Show simple item record

dc.contributor.authorPeck, David Thomas
dc.date.accessioned2018-10-23T13:34:40Z
dc.date.available2020-08-22T06:00:31Z
dc.date.issued2018-08-30
dc.identifier.otherPeck_cornellgrad_0058F_11100
dc.identifier.otherhttp://dissertations.umi.com/cornellgrad:11100
dc.identifier.otherbibid: 10489753
dc.identifier.urihttps://hdl.handle.net/1813/59657
dc.description.abstractThis work has focused on understanding the remarkable survival of the honey bees (Apis mellifera) living without beekeeper intervention in Cornell University’s Arnot Forest, despite the bees’ infestation with the devastating parasitic mite Varroa destructor.

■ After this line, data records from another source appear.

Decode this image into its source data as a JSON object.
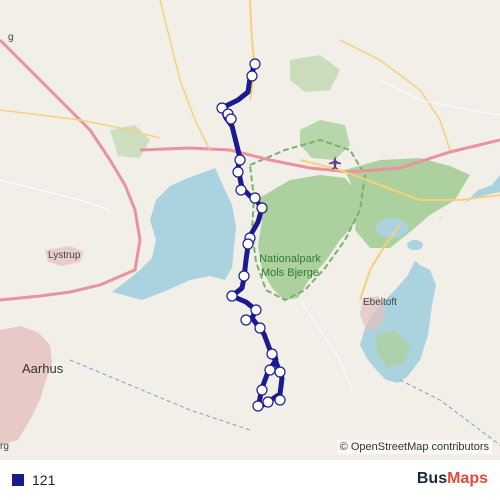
{
  "map": {
    "attribution": "© OpenStreetMap contributors",
    "places": [
      {
        "id": "aarhus",
        "name": "Aarhus"
      },
      {
        "id": "lystrup",
        "name": "Lystrup"
      },
      {
        "id": "ebeltoft",
        "name": "Ebeltoft"
      },
      {
        "id": "national-park",
        "name": "Nationalpark Mols Bjerge"
      },
      {
        "id": "edge-g",
        "name": "g"
      },
      {
        "id": "edge-rg",
        "name": "rg"
      }
    ],
    "icons": [
      "airport-icon"
    ],
    "colors": {
      "route": "#1b1b8f",
      "sea": "#aad3df",
      "land": "#f2efe9",
      "forest": "#add19e",
      "park_border": "#79b26f",
      "urban": "#e3c0bd",
      "motorway": "#e892a2",
      "primary_road": "#f6d17b"
    }
  },
  "legend": {
    "route_label": "121",
    "route_color": "#1b1b8f"
  },
  "brand": {
    "part1": "Bus",
    "part2": "Maps"
  }
}
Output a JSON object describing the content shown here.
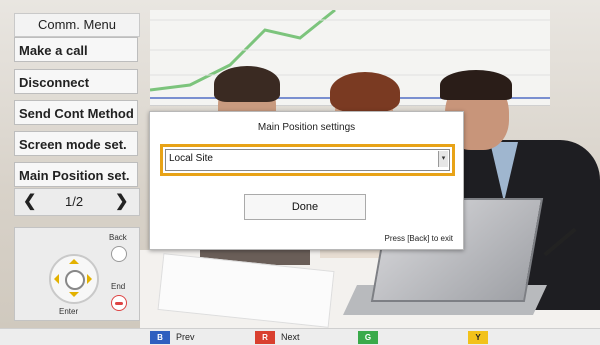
{
  "menu": {
    "title": "Comm. Menu",
    "items": [
      {
        "label": "Make a call"
      },
      {
        "label": "Disconnect"
      },
      {
        "label": "Send Cont Method"
      },
      {
        "label": "Screen mode set."
      },
      {
        "label": "Main Position set."
      }
    ],
    "pager": {
      "prev_icon": "chevron-left-icon",
      "page": "1/2",
      "next_icon": "chevron-right-icon"
    }
  },
  "remote": {
    "back_label": "Back",
    "end_label": "End",
    "enter_label": "Enter"
  },
  "dialog": {
    "title": "Main Position settings",
    "select_value": "Local Site",
    "done_label": "Done",
    "hint": "Press [Back] to exit"
  },
  "bottom_bar": {
    "keys": [
      {
        "key": "B",
        "label": "Prev",
        "color": "#2f5fbf"
      },
      {
        "key": "R",
        "label": "Next",
        "color": "#d9402f"
      },
      {
        "key": "G",
        "label": "",
        "color": "#3aaa4a"
      },
      {
        "key": "Y",
        "label": "",
        "color": "#f2c21b"
      }
    ]
  },
  "colors": {
    "highlight": "#e8a317"
  }
}
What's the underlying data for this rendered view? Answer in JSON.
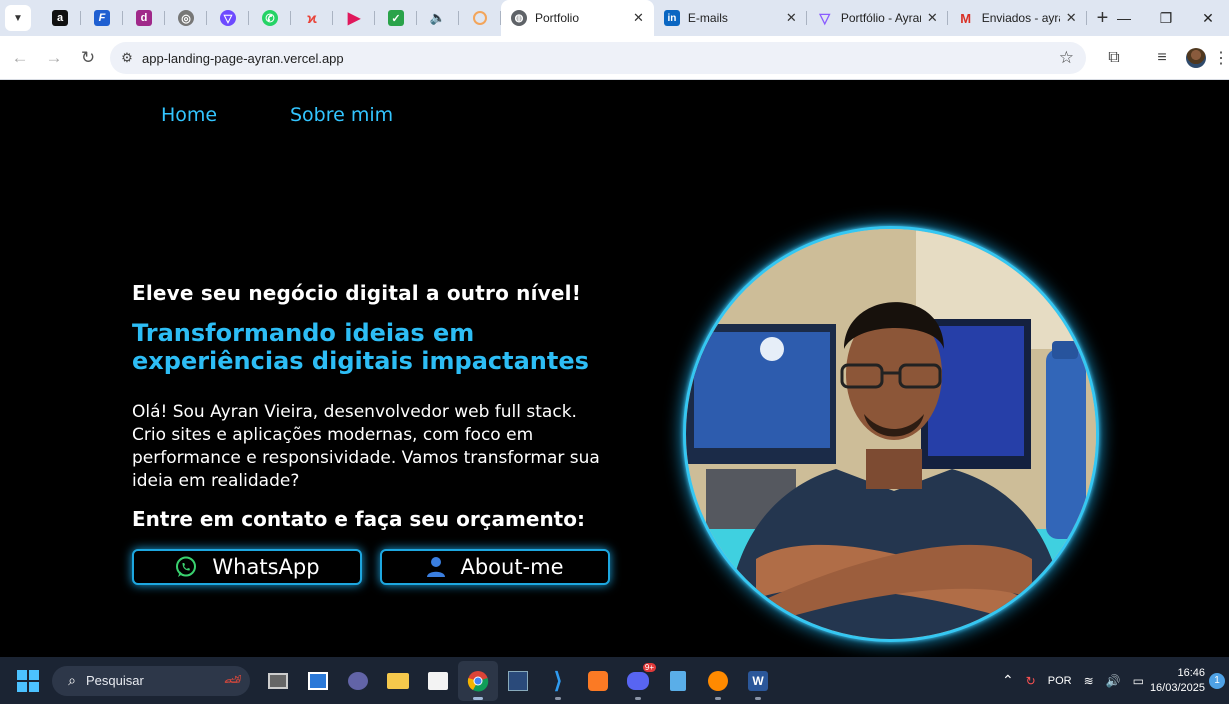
{
  "browser": {
    "tabs": [
      {
        "title": "Portfolio",
        "active": true
      },
      {
        "title": "E-mails",
        "active": false
      },
      {
        "title": "Portfólio - Ayran",
        "active": false
      },
      {
        "title": "Enviados - ayran",
        "active": false
      }
    ],
    "url": "app-landing-page-ayran.vercel.app"
  },
  "page": {
    "nav": {
      "home": "Home",
      "about": "Sobre mim"
    },
    "headline": "Eleve seu negócio digital a outro nível!",
    "subhead": "Transformando ideias em experiências digitais impactantes",
    "intro": "Olá! Sou Ayran Vieira, desenvolvedor web full stack. Crio sites e aplicações modernas, com foco em performance e responsividade. Vamos transformar sua ideia em realidade?",
    "cta": "Entre em contato e faça seu orçamento:",
    "buttons": {
      "whatsapp": "WhatsApp",
      "about": "About-me"
    },
    "accent_color": "#33c5ff"
  },
  "taskbar": {
    "search_placeholder": "Pesquisar",
    "language": "POR",
    "time": "16:46",
    "date": "16/03/2025",
    "notifications": "1",
    "discord_badge": "9+"
  }
}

The various mechanisms of intercolony transmission of the Varroa mite were investigated by examining the behavior of both mites and their honey bee hosts. Behavioral observations of mites and bees interacting on flowers demonstrated the plausibility of indirect mite transmission between colonies, using flowers as an intermediate substrate and staging ground for the infestation of new hosts. Experimentally placed boxes containing honey in combs were robbed by free-living bees in a forest setting, demonstrating the likelihood of mite transmission between colonies via honey robbing behavior. Detailed observations of worker and drone bees from light-colored colonies infested with a large number of Varroa mites and from nearby dark-colored colonies infested with few mites allowed us to correlate bee behavior with changes in mite populations. These correlations reveal that mites from dying colonies are carried into healthy colonies when the healthy colonies rob honey from the sick ones, and to a lesser extent when infested bees drift from the sick colonies into the nearby healthy ones. These investigations, taken together, show that the mechanisms of horizontal intercolony transmission have been underestimated in forests like the Arnot Forest. After demonstrating these multiple mechanisms of intercolony mite transmission, even when colonies are widely spaced as in forests, we reconsidered the earlier hypothesis that Varroa mites in the Arnot Forest had evolved avirulence. Instead, we investigated the behavioral mechanisms the Arnot Forest bees may be using to resist infestation by Varroa mites. We have demonstrated that the Arnot Forest bees possess multiple behavioral traits (brood hygienic behavior and mite grooming behavior) at high levels, which appear to confer partial resistance to Varroa mites. These traits are expressed at levels higher than is found in unselected populations, but lower than is found in populations that have been consistently selected by queen breeders for each trait, though whether this intermediate expression is adaptive or the result of incomplete evolution is still unclear.
dc.language.isoen_US
dc.subjectZoology
dc.subjectApis mellifera
dc.subjecthoney bee
dc.subjecthost
dc.subjectmite
dc.subjectparasite
dc.subjectVarroa destructor
dc.subjectParasitology
dc.subjectEntomology
dc.titleBehavioral mechanisms underlying parasite spread and host survival in the Varroa destructor / Apis mellifera parasite/host system
dc.typedissertation or thesis
thesis.degree.disciplineNeurobiology and Behavior
thesis.degree.grantorCornell University
thesis.degree.levelDoctor of Philosophy
thesis.degree.namePh. D., Neurobiology and Behavior
dc.contributor.chairSeeley, Thomas Dyer
dc.contributor.committeeMemberSherman, Paul Willard
dc.contributor.committeeMemberReeve, Hudson Kern
dc.contributor.committeeMemberRaguso, Robert A.
dc.contributor.committeeMemberPlace, Ned J.
dcterms.licensehttps://hdl.handle.net/1813/59810
dc.identifier.doihttps://doi.org/10.7298/X4BV7DTC


Files in this item

Thumbnail

This item appears in the following Collection(s)

Show simple item record

Statistics